A bit too brash to match most entrées well, this bread would be an excellent appetizer, or late night snack. The flavor of sweet paprika really shines here, in the best possible way. If you have it, use the smoked sort, as it would lend a sultry richness to the bread that’s making my mouth water just to think of. Just avoid using hot paprika; there’s enough paprika here that the hot kind would set your mouth on fire just by looking at it.
Sfogliata (Italian Paprika and Anchovy Bread)
Adapted from Evan Kleiman, via Epicurious.com
Makes one 9 inch round loaf
For the dough:
6 ounces (about 1 1/2 cups) unbleached all-purpose flour
3 ounces (about 3/4 cup) semolina flour
1 1/2 teaspoons instant yeast
1 teaspoon salt
3/4 cup warm water, at room temperature
2 tablespoons extra-virgin olive oil
For the seasoned oil:
1/3 cup extra-virgin olive oil
1 tablespoon sweet paprika
1 teaspoon dried oregano (or 2 teaspoons fresh)
4 anchovy fillets from a can, drained, patted dry, and minced
1/2 teaspoon salt
1. In the bowl of a stand mixer, whisk together the flour, semolina, yeast, and salt. Add the water and oil. Using the dough hook, combine at low speed until all dry ingredients are moistened. If dry pockets of flour remain, drizzle in additional water until they no longer remain. Turn the mixer off, and without removing the bowl or the hook, cover loosely with plastic wrap and let stand for 15 to 20 minutes.
2. After resting, remove the plastic wrap. Increase the speed to medium-low, and knead until dough clears the sides of the bowl, and is smooth and supple, 6 to 7 minutes.
3. Transfer dough to a large, lightly oiled bowl, turning to coat all sides of the dough with oil. Cover tightly with plastic wrap, and let stand at room temperature until doubled in bulk, 1 to 1 1/2 hours.
4. While dough rises, make the seasoned oil by whisking together all ingredients in a small, non-staining bowl (such as glass or stainless steel) until combined. Cover and let infuse while the dough rises.
5. Brush a 9 inch round cake pan with some of the seasoned oil. Turn the dough out onto a lightly floured surface, and press gently to deflate. Sprinkling with just enough flour to prevent sticking, roll the dough out to a roughly 18 inch round, about 1/8 inch thick. If the dough resists, cover and let rest for about 15 minutes before trying again.
6. Brush the surface of the dough liberally with the remaining oil, leaving a 1/4-inch border around edge, and reserving about 1 tablespoon of the oil. Roll up the dough, jelly roll style, as tightly as possible, and pinch the seam to seal. Some of the oil will seep out as you roll.

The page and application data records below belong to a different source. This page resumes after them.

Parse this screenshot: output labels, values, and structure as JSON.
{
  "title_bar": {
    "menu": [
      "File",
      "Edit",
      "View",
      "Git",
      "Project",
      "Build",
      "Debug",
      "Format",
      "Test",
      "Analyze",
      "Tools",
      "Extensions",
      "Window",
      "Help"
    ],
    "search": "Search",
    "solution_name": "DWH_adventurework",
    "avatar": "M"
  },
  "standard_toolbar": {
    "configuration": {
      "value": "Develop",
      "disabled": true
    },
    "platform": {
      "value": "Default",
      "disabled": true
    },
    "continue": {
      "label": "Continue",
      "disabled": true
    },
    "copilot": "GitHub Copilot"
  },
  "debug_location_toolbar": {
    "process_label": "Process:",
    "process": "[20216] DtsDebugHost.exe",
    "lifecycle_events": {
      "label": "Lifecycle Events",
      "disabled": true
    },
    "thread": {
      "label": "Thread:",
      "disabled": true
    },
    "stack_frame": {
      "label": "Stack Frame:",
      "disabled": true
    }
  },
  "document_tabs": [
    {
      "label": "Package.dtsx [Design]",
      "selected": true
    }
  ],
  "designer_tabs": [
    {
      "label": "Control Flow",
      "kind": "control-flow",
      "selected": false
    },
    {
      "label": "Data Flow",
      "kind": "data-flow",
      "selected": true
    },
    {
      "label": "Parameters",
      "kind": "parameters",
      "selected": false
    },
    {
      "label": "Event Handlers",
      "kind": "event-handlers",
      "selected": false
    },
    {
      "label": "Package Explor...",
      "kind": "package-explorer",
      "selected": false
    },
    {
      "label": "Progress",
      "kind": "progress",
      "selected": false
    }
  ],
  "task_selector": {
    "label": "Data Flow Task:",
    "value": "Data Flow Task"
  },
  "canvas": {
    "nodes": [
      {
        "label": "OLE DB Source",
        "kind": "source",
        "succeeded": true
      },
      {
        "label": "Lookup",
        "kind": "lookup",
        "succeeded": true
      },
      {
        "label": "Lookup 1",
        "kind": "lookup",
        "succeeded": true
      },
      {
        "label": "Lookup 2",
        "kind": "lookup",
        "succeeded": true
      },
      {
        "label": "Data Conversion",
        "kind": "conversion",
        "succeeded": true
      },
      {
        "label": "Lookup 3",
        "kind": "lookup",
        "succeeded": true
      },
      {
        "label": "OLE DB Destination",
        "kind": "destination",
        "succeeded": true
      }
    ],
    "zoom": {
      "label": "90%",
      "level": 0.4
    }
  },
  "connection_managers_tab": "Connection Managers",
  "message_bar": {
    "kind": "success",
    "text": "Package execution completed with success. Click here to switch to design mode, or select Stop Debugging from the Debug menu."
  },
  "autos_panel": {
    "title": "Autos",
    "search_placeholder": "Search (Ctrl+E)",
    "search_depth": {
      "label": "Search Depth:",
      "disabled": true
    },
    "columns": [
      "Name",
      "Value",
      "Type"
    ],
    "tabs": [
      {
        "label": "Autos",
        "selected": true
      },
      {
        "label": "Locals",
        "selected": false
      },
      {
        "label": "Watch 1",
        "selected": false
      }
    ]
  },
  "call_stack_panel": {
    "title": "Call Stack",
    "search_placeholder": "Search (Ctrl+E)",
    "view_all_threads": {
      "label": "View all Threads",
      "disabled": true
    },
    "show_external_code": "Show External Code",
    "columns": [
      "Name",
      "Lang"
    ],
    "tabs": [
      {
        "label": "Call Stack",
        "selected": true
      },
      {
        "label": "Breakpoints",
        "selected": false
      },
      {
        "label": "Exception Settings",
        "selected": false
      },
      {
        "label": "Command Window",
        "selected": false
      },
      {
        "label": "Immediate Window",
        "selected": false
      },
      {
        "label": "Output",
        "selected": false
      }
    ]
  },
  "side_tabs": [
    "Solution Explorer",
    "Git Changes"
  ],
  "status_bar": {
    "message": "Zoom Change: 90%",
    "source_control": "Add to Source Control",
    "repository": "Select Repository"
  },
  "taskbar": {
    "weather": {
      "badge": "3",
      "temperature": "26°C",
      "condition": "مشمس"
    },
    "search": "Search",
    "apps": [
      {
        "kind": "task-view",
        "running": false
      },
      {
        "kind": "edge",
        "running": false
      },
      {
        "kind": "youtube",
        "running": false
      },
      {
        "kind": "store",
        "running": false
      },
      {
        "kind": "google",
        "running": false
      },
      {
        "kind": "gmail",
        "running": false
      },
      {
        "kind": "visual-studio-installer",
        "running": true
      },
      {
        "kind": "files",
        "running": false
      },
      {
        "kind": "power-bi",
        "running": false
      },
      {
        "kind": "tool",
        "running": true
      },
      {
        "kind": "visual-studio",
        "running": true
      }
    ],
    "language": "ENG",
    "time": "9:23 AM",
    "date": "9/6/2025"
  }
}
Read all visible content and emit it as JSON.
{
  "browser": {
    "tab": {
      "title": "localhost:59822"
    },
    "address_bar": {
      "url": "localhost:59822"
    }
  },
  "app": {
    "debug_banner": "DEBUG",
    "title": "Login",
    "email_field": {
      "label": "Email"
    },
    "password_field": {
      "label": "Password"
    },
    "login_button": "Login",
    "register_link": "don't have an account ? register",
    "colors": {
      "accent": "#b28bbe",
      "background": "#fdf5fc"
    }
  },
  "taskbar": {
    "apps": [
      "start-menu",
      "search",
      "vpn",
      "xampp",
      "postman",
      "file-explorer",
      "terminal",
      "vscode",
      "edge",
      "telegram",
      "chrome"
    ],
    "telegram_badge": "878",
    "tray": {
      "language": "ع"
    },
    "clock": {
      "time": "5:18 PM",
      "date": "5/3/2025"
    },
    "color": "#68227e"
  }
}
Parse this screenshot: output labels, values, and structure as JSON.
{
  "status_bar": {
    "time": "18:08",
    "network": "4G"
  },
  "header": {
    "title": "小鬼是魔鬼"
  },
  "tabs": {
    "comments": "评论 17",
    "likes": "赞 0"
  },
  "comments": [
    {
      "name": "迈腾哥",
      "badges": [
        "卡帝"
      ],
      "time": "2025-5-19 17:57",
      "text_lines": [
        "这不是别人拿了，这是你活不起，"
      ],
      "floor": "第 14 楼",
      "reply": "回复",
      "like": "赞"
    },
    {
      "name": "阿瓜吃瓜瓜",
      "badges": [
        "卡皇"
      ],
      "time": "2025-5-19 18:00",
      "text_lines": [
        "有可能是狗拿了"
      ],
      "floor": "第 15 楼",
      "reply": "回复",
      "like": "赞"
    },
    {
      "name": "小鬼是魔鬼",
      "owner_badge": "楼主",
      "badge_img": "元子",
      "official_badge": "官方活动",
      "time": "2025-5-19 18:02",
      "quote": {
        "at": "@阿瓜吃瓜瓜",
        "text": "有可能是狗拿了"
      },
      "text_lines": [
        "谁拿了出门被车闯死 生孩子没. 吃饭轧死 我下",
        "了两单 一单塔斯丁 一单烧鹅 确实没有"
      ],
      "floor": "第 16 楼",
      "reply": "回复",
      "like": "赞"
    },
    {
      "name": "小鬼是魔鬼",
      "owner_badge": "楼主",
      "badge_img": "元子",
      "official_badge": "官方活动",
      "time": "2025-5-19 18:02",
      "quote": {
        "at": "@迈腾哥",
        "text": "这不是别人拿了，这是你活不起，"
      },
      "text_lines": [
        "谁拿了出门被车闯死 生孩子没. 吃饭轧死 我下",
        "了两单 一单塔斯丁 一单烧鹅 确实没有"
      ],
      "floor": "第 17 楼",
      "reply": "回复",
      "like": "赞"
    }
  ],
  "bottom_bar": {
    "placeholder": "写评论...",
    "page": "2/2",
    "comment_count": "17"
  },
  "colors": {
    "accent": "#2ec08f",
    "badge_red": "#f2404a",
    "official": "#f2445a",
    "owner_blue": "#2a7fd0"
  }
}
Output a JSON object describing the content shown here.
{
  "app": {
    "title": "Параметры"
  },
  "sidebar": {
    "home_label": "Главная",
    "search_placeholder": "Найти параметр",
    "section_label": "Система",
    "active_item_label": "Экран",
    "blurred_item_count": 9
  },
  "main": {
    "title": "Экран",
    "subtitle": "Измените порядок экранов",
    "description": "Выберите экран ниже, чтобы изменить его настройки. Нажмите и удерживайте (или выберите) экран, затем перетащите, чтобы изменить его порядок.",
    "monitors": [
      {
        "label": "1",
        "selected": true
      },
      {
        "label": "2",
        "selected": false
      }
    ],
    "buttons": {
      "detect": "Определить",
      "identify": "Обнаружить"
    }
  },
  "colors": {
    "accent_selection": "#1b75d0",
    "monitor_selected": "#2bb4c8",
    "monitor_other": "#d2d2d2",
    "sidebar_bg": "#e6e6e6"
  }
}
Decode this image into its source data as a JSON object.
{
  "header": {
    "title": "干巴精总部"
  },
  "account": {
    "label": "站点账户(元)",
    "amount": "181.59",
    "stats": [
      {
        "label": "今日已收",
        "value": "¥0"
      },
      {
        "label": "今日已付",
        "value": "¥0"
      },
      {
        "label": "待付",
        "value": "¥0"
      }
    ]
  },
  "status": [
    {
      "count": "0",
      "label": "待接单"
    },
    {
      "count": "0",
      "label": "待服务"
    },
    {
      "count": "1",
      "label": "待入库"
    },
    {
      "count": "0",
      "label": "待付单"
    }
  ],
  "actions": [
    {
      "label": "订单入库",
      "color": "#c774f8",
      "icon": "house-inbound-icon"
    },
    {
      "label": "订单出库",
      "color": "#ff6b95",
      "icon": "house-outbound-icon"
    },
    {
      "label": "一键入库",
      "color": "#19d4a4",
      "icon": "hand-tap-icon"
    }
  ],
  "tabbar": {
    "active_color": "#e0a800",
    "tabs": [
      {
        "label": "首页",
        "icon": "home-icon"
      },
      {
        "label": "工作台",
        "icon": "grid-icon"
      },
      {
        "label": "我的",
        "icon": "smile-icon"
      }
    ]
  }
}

7. Position the roll seam side down, and form into a loose coil in the prepared pan. Gently press on the coil to flatten slightly, and brush with the remaining seasoned oil. Cover loosely with plastic wrap, and let stand at room temperature until doubled in size, about 1 hour. Preheat the oven to 375º F, and place a rack in the middle position.
8. Bake at 375º F until golden brown and baked through, 35 to 40 minutes. Let cool in the pan briefly. When able to handle, transfer the bread to a wire rack to cool completely before slicing, at least 1 hour.
1. Bread keeps, wrapped well in plastic wrap, for 2 days at room temperature. Alternatively, it may be wrapped and frozen for up to 1 month, to be reheated in a 350º F oven for 10 to 15 minutes, or until heated through.
2. If you don’t have a round cake pan, you may use a square metal pan, about 8 inches on each side. The loaf may also be baked freeform, preferably on a sheet of parchment paper, though it will result in a flatter loaf.